Obviously, we'll have to wait and see if restaurant owners bite on this offer. But 13 million people in the industry currently have no coverage, and the Restaurant Health Care Alliance, as the initiative has been dubbed, could ensure as many as six million of them, Nation's Restaurant News reports. It could be a game-changer for the whole restaurant industry, vaulting it out of the ranks of industries with the lowest rates of insured workers offering this benefit.
If the plan works for owners and they sign on, it could change the whole reputation of the industry and raise its cachet. One of the reasons it's generally considered a low-rent place to work is the lack of benefits.
We don't have a lot of details yet, but from what we've seen so far, owners may like the proposal. The plan appears to put most of the cost onto the workers, who could buy health insurance through the NRA plan for as little as $100 a month. No word on what, if anything, the employer would pay.
NPR reported employers could get further discounts on some United plans. It's not universal coverage--United Healthcare can still decline coverage to workers with pre-existing conditions, so it remains to be seen how many workers might gain coverage through the plan. So that limits United's risk in offering the plan.
The idea is to get out in front of healthcare reform with an option that the NRA thinks will be cheaper for owners and help them avoid any penalties for not providing healthcare. You may recall that the restaurant industry fought and lost a battle to have part-time workers excluded from headcounts that decide if you have enough workers to be required to provide healthcare. Instead, they were included in a two-to-one formula--two part-timers equal one full-timer. That means many restaurants will be required to offer it by 2014.
Hopefully, we'll see more creativity by groups in other industries to help their business-owner members solve the healthcare puzzle. Nice to see NRA at least make a stab at getting ahead of this problem. I'll be interested to see what restaurateurs' reaction is to the plan.
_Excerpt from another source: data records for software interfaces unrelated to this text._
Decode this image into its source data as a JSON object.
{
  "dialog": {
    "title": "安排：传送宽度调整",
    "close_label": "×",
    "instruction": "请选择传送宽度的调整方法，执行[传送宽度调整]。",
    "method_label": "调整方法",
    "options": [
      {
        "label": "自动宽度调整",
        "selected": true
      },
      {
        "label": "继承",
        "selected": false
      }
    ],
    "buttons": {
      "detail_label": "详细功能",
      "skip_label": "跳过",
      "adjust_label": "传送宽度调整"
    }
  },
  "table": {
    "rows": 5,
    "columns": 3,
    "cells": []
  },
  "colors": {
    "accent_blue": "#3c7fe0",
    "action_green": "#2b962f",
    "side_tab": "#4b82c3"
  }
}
What do you think of the NRA's deal with United Health? Will it really help? Would love to see some restaurant owners give us their reactions below.